Context Cisapride, a gastrointestinal tract promotility agent, can cause life-threatening
cardiac arrhythmias in patients susceptible either because of concurrent use
of medications that interfere with cisapride metabolism or prolong the QT
interval or because of the presence of other diseases that predispose to such
arrhythmias. In June 1998, the US Food and Drug Administration (FDA) determined
that use of cisapride was contraindicated in such patients and informed practitioners
through additions to the boxed warning in the label and a "Dear Health Care
Professional" letter sent by the drug's manufacturer.
Objective To evaluate the impact of the FDA's 1998 regulatory action regarding
contraindicated use of cisapride.
Design and Setting Analysis of data for the 1-year periods before (July 1997-June 1998)
and after (July 1998-June 1999) the regulatory action from the population-based,

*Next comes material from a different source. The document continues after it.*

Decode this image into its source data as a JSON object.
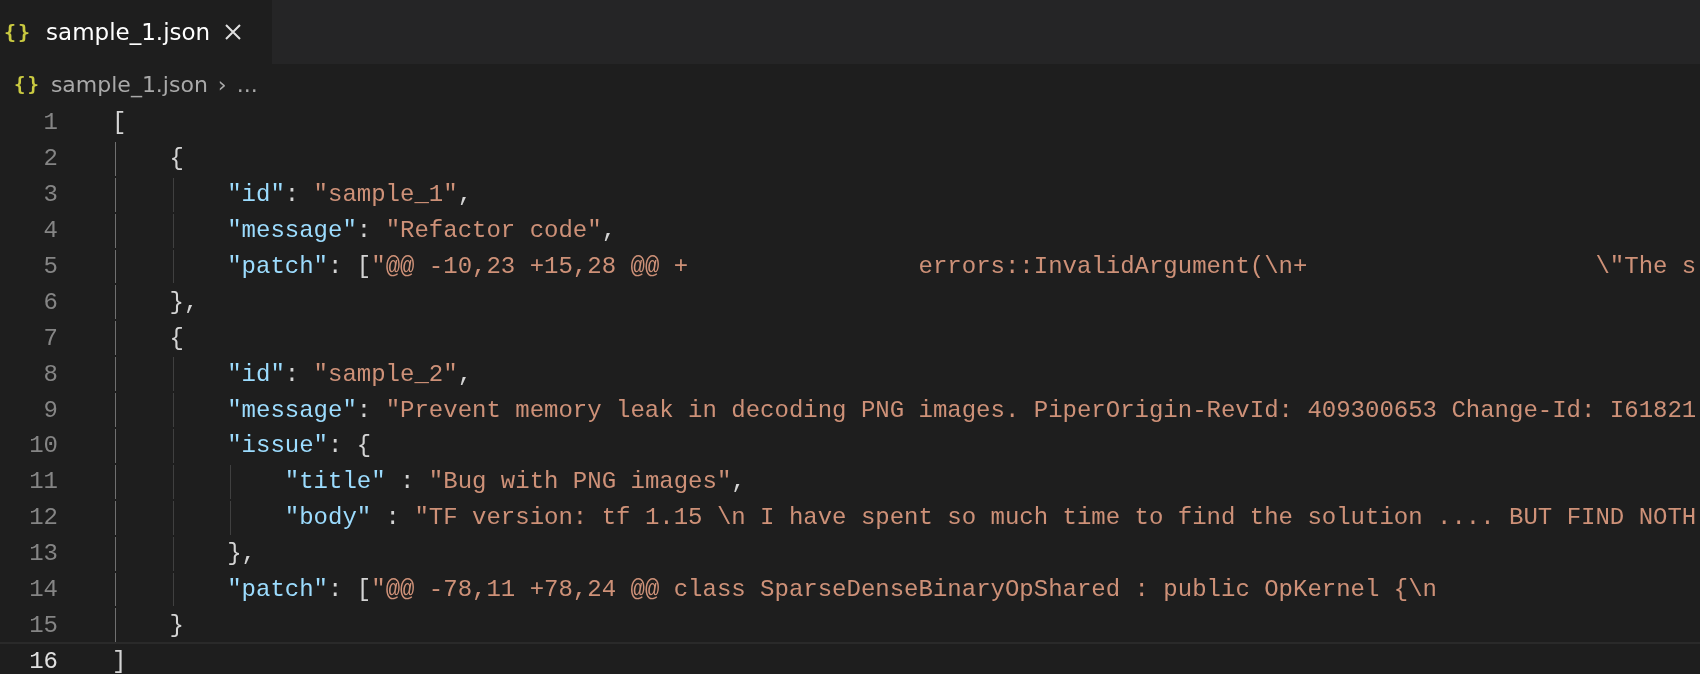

pharmacoepidemiology research databases of 2 managed care organizations (sites
A and B) and a state Medicaid program (site C).

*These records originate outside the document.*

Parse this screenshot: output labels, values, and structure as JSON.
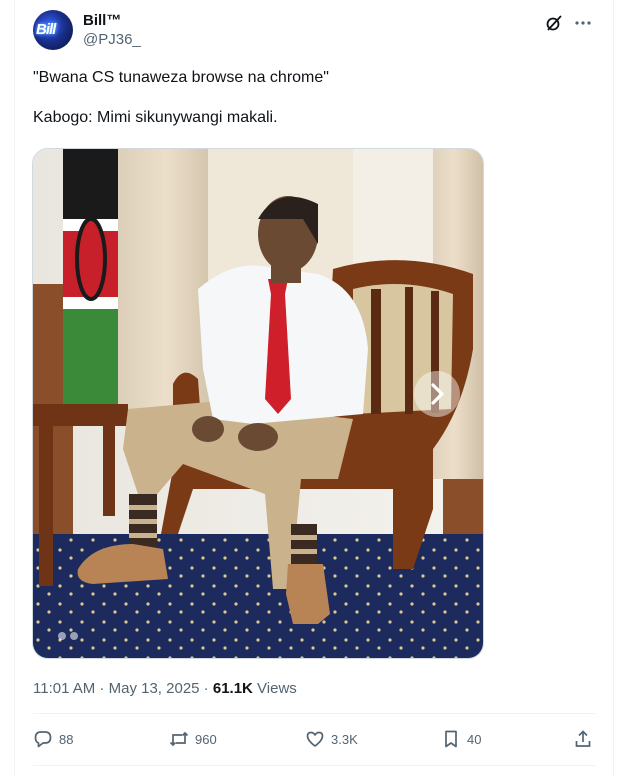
{
  "author": {
    "display_name": "Bill™",
    "handle": "@PJ36_",
    "avatar_text": "Bill"
  },
  "tweet": {
    "lines": [
      "\"Bwana CS tunaweza browse na chrome\"",
      "Kabogo: Mimi sikunywangi makali."
    ]
  },
  "media": {
    "carousel_next_icon": "chevron-right-icon"
  },
  "meta": {
    "time": "11:01 AM",
    "separator1": " · ",
    "date": "May 13, 2025",
    "separator2": " · ",
    "views_count": "61.1K",
    "views_label": " Views"
  },
  "actions": {
    "replies": "88",
    "reposts": "960",
    "likes": "3.3K",
    "bookmarks": "40"
  },
  "icons": {
    "grok": "grok-icon",
    "more": "more-icon",
    "reply": "reply-icon",
    "repost": "repost-icon",
    "like": "heart-icon",
    "bookmark": "bookmark-icon",
    "share": "share-icon"
  },
  "colors": {
    "text": "#0f1419",
    "secondary": "#536471",
    "border": "#eff3f4"
  }
}
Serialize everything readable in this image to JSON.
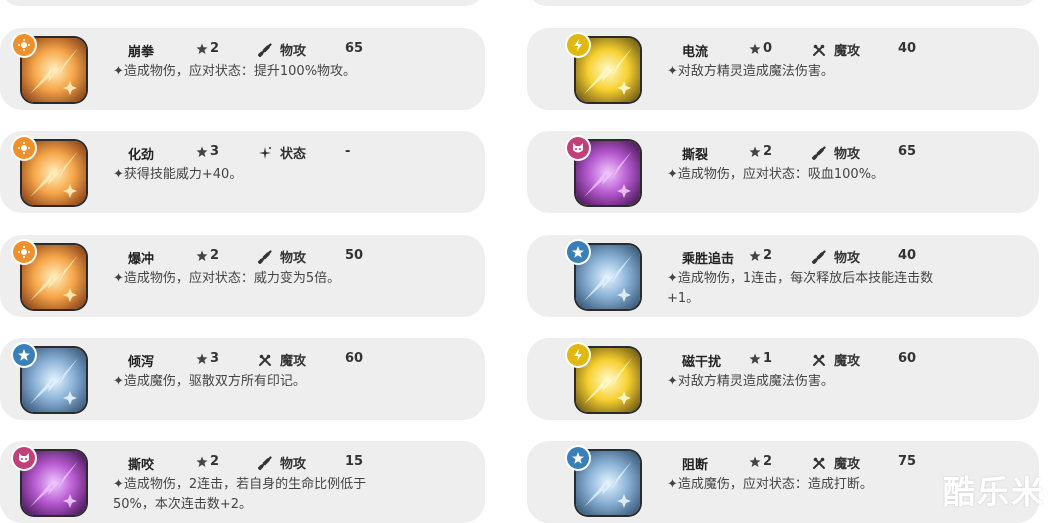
{
  "skills_left": [
    {
      "name": "崩拳",
      "cost": "2",
      "type_label": "物攻",
      "type_icon": "sword-icon",
      "power": "65",
      "desc": "✦造成物伤，应对状态：提升100%物攻。",
      "element": "fire",
      "element_color": "#f0902a"
    },
    {
      "name": "化劲",
      "cost": "3",
      "type_label": "状态",
      "type_icon": "sparkle-icon",
      "power": "-",
      "desc": "✦获得技能威力+40。",
      "element": "fire",
      "element_color": "#f0902a"
    },
    {
      "name": "爆冲",
      "cost": "2",
      "type_label": "物攻",
      "type_icon": "sword-icon",
      "power": "50",
      "desc": "✦造成物伤，应对状态：威力变为5倍。",
      "element": "fire",
      "element_color": "#f0902a"
    },
    {
      "name": "倾泻",
      "cost": "3",
      "type_label": "魔攻",
      "type_icon": "wand-icon",
      "power": "60",
      "desc": "✦造成魔伤，驱散双方所有印记。",
      "element": "ice",
      "element_color": "#3a7fb8"
    },
    {
      "name": "撕咬",
      "cost": "2",
      "type_label": "物攻",
      "type_icon": "sword-icon",
      "power": "15",
      "desc": "✦造成物伤，2连击，若自身的生命比例低于\n50%，本次连击数+2。",
      "element": "dark",
      "element_color": "#c0407a"
    }
  ],
  "skills_right": [
    {
      "name": "电流",
      "cost": "0",
      "type_label": "魔攻",
      "type_icon": "wand-icon",
      "power": "40",
      "desc": "✦对敌方精灵造成魔法伤害。",
      "element": "electric",
      "element_color": "#e0b810"
    },
    {
      "name": "撕裂",
      "cost": "2",
      "type_label": "物攻",
      "type_icon": "sword-icon",
      "power": "65",
      "desc": "✦造成物伤，应对状态：吸血100%。",
      "element": "dark",
      "element_color": "#c0407a"
    },
    {
      "name": "乘胜追击",
      "cost": "2",
      "type_label": "物攻",
      "type_icon": "sword-icon",
      "power": "40",
      "desc": "✦造成物伤，1连击，每次释放后本技能连击数\n+1。",
      "element": "ice",
      "element_color": "#3a7fb8"
    },
    {
      "name": "磁干扰",
      "cost": "1",
      "type_label": "魔攻",
      "type_icon": "wand-icon",
      "power": "60",
      "desc": "✦对敌方精灵造成魔法伤害。",
      "element": "electric",
      "element_color": "#e0b810"
    },
    {
      "name": "阻断",
      "cost": "2",
      "type_label": "魔攻",
      "type_icon": "wand-icon",
      "power": "75",
      "desc": "✦造成魔伤，应对状态：造成打断。",
      "element": "ice",
      "element_color": "#3a7fb8"
    }
  ],
  "watermark": "酷乐米"
}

Participants Patients with at least 180 days of prior enrollment in 1 of the 3 sites
who were prescribed cisapride at least once in the period before (n = 24 840)

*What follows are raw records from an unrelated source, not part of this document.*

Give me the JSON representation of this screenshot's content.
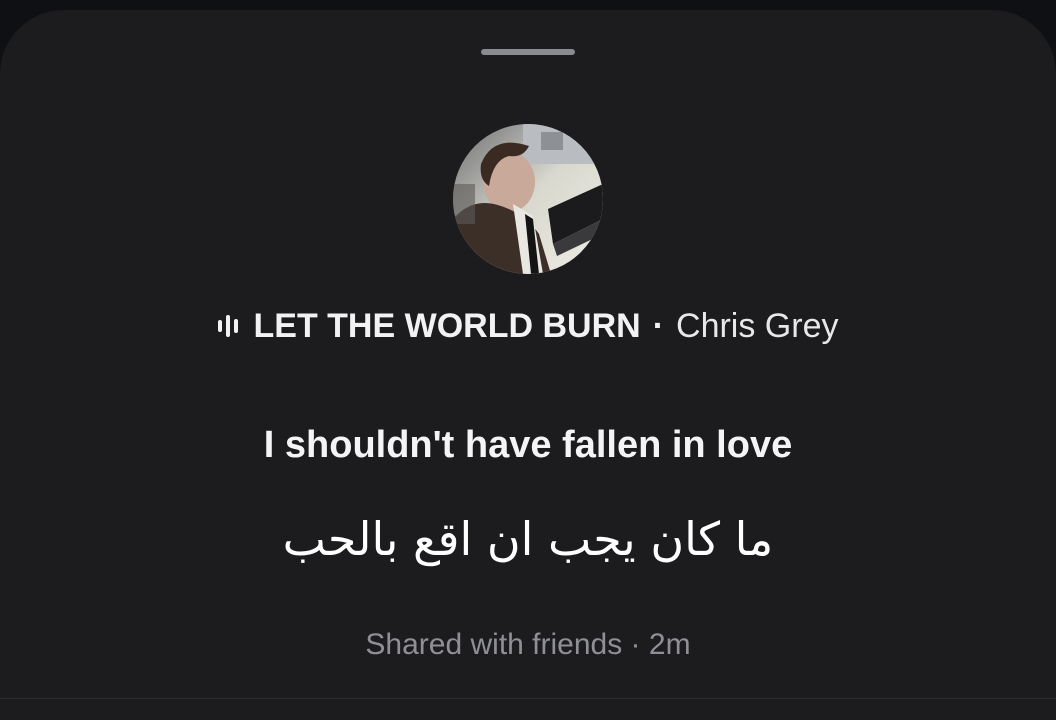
{
  "track": {
    "title": "LET THE WORLD BURN",
    "separator": "·",
    "artist": "Chris Grey",
    "playing_icon": "equalizer-bars-icon",
    "artwork": "artist-avatar"
  },
  "lyrics": {
    "original": "I shouldn't have fallen in love",
    "translation": "ما كان يجب ان اقع بالحب"
  },
  "meta": {
    "text": "Shared with friends · 2m"
  },
  "colors": {
    "background": "#0f1013",
    "sheet": "#1c1c1f",
    "primary_text": "#f2f2f4",
    "secondary_text": "#8f9096",
    "grabber": "#8a8b90"
  }
}
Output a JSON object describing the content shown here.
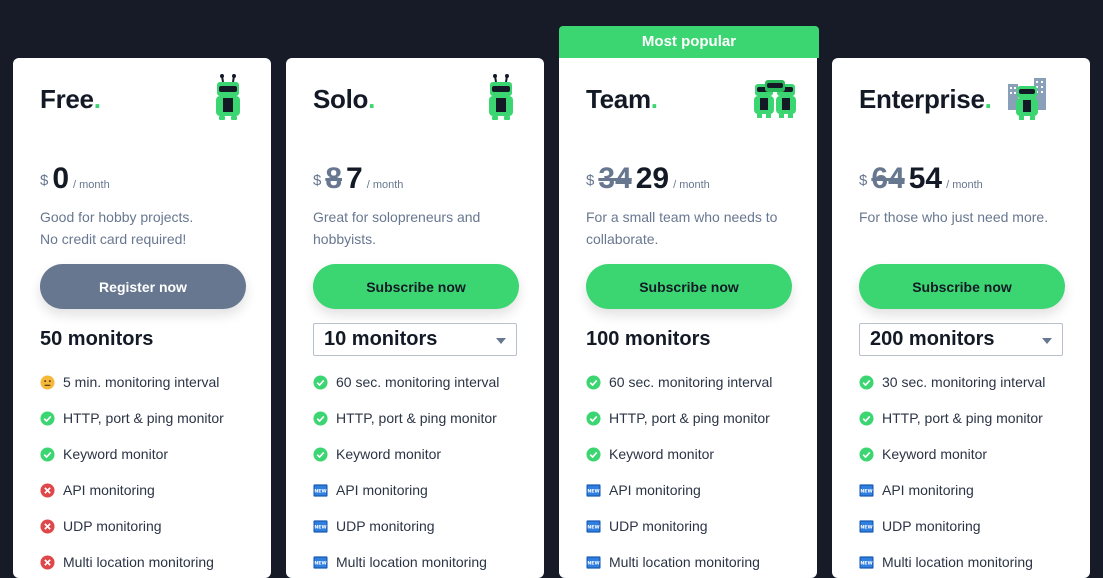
{
  "popular_label": "Most popular",
  "colors": {
    "accent": "#3bd671",
    "background": "#161b27",
    "muted": "#687790"
  },
  "plans": [
    {
      "name": "Free",
      "mascot": "robot-icon",
      "currency": "$",
      "old_price": "",
      "price": "0",
      "period": "/ month",
      "description": "Good for hobby projects.\nNo credit card required!",
      "button_label": "Register now",
      "monitors": "50 monitors",
      "features": [
        {
          "icon": "neutral-face-icon",
          "text": "5 min. monitoring interval"
        },
        {
          "icon": "check-icon",
          "text": "HTTP, port & ping monitor"
        },
        {
          "icon": "check-icon",
          "text": "Keyword monitor"
        },
        {
          "icon": "cross-icon",
          "text": "API monitoring"
        },
        {
          "icon": "cross-icon",
          "text": "UDP monitoring"
        },
        {
          "icon": "cross-icon",
          "text": "Multi location monitoring"
        }
      ]
    },
    {
      "name": "Solo",
      "mascot": "robot-icon",
      "currency": "$",
      "old_price": "8",
      "price": "7",
      "period": "/ month",
      "description": "Great for solopreneurs and hobbyists.",
      "button_label": "Subscribe now",
      "monitors": "10 monitors",
      "features": [
        {
          "icon": "check-icon",
          "text": "60 sec. monitoring interval"
        },
        {
          "icon": "check-icon",
          "text": "HTTP, port & ping monitor"
        },
        {
          "icon": "check-icon",
          "text": "Keyword monitor"
        },
        {
          "icon": "new-badge-icon",
          "text": "API monitoring"
        },
        {
          "icon": "new-badge-icon",
          "text": "UDP monitoring"
        },
        {
          "icon": "new-badge-icon",
          "text": "Multi location monitoring"
        }
      ]
    },
    {
      "name": "Team",
      "mascot": "robot-team-icon",
      "currency": "$",
      "old_price": "34",
      "price": "29",
      "period": "/ month",
      "description": "For a small team who needs to collaborate.",
      "button_label": "Subscribe now",
      "monitors": "100 monitors",
      "features": [
        {
          "icon": "check-icon",
          "text": "60 sec. monitoring interval"
        },
        {
          "icon": "check-icon",
          "text": "HTTP, port & ping monitor"
        },
        {
          "icon": "check-icon",
          "text": "Keyword monitor"
        },
        {
          "icon": "new-badge-icon",
          "text": "API monitoring"
        },
        {
          "icon": "new-badge-icon",
          "text": "UDP monitoring"
        },
        {
          "icon": "new-badge-icon",
          "text": "Multi location monitoring"
        }
      ]
    },
    {
      "name": "Enterprise",
      "mascot": "robot-enterprise-icon",
      "currency": "$",
      "old_price": "64",
      "price": "54",
      "period": "/ month",
      "description": "For those who just need more.",
      "button_label": "Subscribe now",
      "monitors": "200 monitors",
      "features": [
        {
          "icon": "check-icon",
          "text": "30 sec. monitoring interval"
        },
        {
          "icon": "check-icon",
          "text": "HTTP, port & ping monitor"
        },
        {
          "icon": "check-icon",
          "text": "Keyword monitor"
        },
        {
          "icon": "new-badge-icon",
          "text": "API monitoring"
        },
        {
          "icon": "new-badge-icon",
          "text": "UDP monitoring"
        },
        {
          "icon": "new-badge-icon",
          "text": "Multi location monitoring"
        }
      ]
    }
  ]
}
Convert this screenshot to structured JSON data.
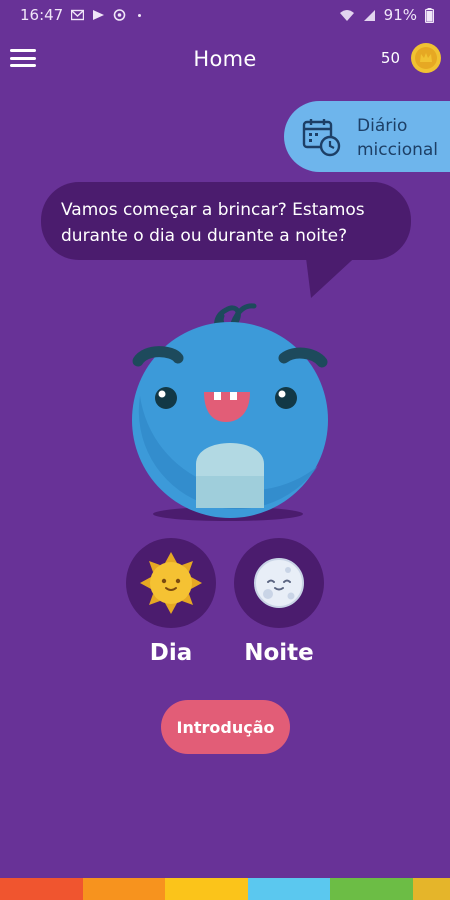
{
  "status_bar": {
    "time": "16:47",
    "battery": "91%"
  },
  "app_bar": {
    "title": "Home",
    "coins": "50"
  },
  "diary": {
    "label": "Diário miccional"
  },
  "speech_bubble": {
    "text": "Vamos começar a brincar? Estamos durante o dia ou durante a noite?"
  },
  "choices": {
    "day_label": "Dia",
    "night_label": "Noite"
  },
  "intro_button": {
    "label": "Introdução"
  },
  "colors": {
    "background": "#683297",
    "bubble": "#4b1c6e",
    "diary_button": "#6eb5ec",
    "intro_button": "#e25d77",
    "mascot": "#3c9ad9",
    "coin": "#f1c232",
    "stripe": [
      "#f0552f",
      "#f7931e",
      "#fbc41a",
      "#5bc8ef",
      "#6cbd45",
      "#e5b52a"
    ]
  }
}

or after (n = 22 459) regulatory action. Patients could be included in
Main Outcome Measures Proportion of cisapride users in each period for whom cisapride use
was contraindicated by the product label, based on computerized patient medical
Results In the year prior to regulatory action, cisapride use was contraindicated
for 26%, 30%, and 60% of users in study sites A, B, and C, respectively. In
the year after regulatory action, use was contraindicated for 24%, 28%, and
58% of users, a reduction in contraindicated use of approximately 2 per 100
cisapride users at each site. When the analysis was restricted to new users
of cisapride after regulatory action, only minor reductions in contraindicated
use were found.
Conclusion The FDA's 1998 regulatory action regarding cisapride use had no material
effect on contraindicated cisapride use. More effective ways to communicate
new information about drug safety are needed.